Other successful businesses run by TM devotees include MarathonFoto, billing itself as the largest event photography company in the country; Creative Edge Master Shop, which manufactures intricate floor and wall murals out of marble and granite for Disney, the Chicago Bulls and other clients; and the Raj Ayurveda Health Center, a spa that draws visitors from around the country, who pay hundreds of dollars a day. City officials say more than $200 million in venture capital has been invested in Fairfield and Vedic City companies during the past 13 years.

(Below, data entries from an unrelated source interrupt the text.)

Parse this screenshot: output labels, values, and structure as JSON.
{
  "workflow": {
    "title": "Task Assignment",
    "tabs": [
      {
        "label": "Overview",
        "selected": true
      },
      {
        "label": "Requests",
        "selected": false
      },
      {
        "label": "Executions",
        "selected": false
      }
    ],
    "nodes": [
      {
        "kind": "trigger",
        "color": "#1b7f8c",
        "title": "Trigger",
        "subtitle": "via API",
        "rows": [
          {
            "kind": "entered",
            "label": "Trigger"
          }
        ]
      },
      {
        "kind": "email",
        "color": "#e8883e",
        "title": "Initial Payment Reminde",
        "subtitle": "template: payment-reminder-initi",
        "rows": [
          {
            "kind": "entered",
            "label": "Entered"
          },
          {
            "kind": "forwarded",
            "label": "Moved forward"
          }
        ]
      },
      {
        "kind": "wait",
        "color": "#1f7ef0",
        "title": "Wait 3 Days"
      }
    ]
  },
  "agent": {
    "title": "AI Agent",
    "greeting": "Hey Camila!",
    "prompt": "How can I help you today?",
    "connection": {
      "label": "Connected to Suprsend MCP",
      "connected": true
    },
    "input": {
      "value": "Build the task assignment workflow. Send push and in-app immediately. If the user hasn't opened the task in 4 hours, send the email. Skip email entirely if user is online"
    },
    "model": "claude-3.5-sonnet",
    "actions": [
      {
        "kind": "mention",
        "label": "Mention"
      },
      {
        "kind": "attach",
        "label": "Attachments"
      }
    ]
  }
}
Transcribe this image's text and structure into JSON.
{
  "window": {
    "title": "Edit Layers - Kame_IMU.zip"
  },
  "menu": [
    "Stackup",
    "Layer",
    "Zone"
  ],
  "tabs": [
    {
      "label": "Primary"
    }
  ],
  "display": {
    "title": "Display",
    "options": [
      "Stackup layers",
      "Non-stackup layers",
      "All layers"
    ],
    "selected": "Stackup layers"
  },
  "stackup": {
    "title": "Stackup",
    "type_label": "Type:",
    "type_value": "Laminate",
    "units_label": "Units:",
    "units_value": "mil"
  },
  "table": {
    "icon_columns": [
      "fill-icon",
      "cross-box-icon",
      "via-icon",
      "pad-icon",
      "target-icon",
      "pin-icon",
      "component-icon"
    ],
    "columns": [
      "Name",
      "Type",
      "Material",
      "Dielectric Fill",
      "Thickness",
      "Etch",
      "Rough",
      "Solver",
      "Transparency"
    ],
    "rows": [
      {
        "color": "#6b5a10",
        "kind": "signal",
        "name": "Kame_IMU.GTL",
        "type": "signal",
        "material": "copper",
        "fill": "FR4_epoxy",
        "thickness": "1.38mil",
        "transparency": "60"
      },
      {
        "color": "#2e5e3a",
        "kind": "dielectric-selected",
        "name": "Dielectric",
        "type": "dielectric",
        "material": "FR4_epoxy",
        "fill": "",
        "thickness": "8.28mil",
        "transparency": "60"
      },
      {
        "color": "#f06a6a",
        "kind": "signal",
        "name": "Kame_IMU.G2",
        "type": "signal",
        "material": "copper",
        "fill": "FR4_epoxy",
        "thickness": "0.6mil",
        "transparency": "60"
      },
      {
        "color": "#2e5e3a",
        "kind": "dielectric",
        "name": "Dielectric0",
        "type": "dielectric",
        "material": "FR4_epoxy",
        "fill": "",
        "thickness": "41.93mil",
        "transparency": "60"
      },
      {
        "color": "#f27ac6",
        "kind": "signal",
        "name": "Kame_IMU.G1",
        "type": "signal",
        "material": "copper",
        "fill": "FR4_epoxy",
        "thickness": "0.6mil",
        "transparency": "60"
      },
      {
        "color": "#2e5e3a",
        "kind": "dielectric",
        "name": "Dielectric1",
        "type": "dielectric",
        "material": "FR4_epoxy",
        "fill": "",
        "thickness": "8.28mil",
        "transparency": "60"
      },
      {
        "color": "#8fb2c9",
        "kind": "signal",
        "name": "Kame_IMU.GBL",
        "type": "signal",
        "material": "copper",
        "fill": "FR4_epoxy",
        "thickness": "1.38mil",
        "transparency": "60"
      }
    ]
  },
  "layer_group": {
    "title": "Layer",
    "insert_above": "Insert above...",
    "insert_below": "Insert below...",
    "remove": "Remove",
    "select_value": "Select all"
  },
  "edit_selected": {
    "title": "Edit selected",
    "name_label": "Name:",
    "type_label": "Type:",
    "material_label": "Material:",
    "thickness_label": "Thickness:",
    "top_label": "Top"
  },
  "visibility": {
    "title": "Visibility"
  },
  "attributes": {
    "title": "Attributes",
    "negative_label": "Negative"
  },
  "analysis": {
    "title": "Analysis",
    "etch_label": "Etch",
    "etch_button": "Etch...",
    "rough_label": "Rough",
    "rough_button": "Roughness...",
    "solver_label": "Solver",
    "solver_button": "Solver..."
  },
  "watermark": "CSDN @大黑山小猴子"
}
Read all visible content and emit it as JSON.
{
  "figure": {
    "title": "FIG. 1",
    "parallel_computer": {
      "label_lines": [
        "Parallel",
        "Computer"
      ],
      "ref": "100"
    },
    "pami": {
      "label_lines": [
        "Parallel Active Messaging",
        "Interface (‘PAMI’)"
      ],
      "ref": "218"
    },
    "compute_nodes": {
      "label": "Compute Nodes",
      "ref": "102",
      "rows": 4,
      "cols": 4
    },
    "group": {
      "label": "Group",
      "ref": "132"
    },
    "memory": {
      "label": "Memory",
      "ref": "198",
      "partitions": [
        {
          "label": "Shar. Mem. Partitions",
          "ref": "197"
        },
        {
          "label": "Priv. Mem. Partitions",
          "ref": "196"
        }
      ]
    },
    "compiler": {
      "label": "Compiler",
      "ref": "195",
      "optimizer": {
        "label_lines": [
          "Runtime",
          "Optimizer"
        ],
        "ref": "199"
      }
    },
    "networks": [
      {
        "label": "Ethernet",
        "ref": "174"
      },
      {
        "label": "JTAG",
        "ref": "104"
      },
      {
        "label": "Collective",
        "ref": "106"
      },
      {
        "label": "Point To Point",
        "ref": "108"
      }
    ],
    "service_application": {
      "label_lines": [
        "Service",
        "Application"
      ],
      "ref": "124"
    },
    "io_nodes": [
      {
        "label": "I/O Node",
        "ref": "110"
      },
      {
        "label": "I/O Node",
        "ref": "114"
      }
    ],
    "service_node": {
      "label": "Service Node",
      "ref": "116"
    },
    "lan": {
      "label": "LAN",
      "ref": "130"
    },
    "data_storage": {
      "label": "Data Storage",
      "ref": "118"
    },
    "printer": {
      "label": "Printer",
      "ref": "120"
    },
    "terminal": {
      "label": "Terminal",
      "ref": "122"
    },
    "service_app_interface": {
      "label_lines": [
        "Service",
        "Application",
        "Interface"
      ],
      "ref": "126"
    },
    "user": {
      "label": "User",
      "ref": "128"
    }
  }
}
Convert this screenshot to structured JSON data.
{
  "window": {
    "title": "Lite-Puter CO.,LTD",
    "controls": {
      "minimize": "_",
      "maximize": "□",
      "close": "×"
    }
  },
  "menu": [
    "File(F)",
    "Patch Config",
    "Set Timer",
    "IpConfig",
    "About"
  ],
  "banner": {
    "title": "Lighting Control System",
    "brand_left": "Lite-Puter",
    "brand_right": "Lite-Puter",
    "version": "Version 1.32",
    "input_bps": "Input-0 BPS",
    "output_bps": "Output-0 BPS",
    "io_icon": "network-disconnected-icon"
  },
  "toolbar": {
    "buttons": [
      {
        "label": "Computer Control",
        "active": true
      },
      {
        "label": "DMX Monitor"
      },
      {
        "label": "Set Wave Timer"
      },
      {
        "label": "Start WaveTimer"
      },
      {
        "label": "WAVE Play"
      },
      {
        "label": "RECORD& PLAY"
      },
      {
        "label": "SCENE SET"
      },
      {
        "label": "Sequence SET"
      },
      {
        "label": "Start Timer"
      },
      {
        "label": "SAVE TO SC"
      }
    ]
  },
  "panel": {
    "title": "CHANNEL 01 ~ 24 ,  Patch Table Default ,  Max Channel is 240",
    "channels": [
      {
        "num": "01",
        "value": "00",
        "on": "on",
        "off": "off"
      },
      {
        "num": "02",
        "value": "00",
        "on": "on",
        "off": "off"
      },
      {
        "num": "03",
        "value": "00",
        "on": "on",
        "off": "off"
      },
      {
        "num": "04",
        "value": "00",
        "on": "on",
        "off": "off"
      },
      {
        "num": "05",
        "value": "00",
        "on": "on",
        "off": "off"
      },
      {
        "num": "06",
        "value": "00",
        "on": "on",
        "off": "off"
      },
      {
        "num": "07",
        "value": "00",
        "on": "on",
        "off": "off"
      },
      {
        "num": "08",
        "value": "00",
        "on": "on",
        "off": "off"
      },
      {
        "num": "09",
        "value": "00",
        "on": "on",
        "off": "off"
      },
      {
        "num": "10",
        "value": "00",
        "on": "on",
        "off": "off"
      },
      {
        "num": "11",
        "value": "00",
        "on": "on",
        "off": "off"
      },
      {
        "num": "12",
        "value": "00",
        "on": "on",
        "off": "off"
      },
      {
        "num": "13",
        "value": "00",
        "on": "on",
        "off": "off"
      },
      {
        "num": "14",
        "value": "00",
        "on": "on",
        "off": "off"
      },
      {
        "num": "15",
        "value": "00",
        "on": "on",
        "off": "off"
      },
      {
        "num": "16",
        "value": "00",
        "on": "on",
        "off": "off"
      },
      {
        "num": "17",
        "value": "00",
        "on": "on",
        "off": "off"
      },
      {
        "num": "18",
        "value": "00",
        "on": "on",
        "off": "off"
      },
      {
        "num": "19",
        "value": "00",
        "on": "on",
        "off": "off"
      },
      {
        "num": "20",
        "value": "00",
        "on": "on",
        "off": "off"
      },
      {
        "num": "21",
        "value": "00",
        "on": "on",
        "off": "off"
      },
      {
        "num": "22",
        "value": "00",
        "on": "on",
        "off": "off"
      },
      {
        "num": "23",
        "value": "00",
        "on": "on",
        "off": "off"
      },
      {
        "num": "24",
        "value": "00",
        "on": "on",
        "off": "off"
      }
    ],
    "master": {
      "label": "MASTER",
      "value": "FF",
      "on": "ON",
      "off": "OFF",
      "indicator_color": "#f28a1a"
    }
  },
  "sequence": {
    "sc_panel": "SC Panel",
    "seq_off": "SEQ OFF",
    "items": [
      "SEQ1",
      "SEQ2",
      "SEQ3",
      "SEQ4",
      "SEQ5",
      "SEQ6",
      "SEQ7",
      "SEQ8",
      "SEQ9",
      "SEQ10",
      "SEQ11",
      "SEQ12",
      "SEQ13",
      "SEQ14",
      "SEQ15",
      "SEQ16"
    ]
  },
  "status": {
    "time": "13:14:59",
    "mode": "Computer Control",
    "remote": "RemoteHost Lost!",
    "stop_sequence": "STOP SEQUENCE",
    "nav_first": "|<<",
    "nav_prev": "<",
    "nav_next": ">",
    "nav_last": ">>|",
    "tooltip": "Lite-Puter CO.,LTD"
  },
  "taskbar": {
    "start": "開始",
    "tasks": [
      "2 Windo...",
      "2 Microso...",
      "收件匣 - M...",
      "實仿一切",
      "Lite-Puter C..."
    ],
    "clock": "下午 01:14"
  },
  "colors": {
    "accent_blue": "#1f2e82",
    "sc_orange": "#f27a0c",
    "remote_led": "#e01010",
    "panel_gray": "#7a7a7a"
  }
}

"For a small town in the Midwest to have so many successful businesses is really unbelievable," said Rashi Glazer, co-director of the Center for Marketing and Technology at the University of California at Berkeley, who spends summers in Fairfield. "It means something's going on here."
Vedic is a Sanskrit word meaning "totality of knowledge." Residents live in spacious homes designed with entrances facing east, small onion domes called "kailashes" on top and rooms oriented to correspond with the cycles of the sun and moon. Practitioners of TM generally meditate for 20 minutes twice a day.
The area's TM practitioners are not just being noticed for their entrepreneurship. For 15 years, the fully accredited Maharishi University of Management has been conducting studies funded by the National Institutes of Health on the effects of meditation on cardiovascular health.
Vedic City has banned the sale of non-organic food and runs an organic farming operation that sells produce to Whole Foods Market and other outlets.
Across the street from the farm is the start of a housing project called "Abundance Ecovillage," which will be powered by solar and wind energy. Vedic City and Fairfield receive federal grants from agencies including the Departments of Energy and Agriculture for developing renewable energy sources and running recycling and composting programs.
Residents say most people moved here to study at Maharishi University or to send their children to Maharishi School, an elementary and high school.
"There weren't many jobs for people moving in, so they had to become entrepreneurial and create jobs," said Ed Malloy, a TM practitioner who is president of Danaher Oil and was elected mayor of Fairfield in 2001. "Meditation is about really perfecting and exploring human potential, so it makes sense these people tend to be highly motivated and creative."
Copyright © 2004 The Seattle Times Company
Home delivery | Contact us | Search archive | Site map | Low-graphic
NWclassifieds | NWsource | Advertising info | The Seattle Times Company
Back to top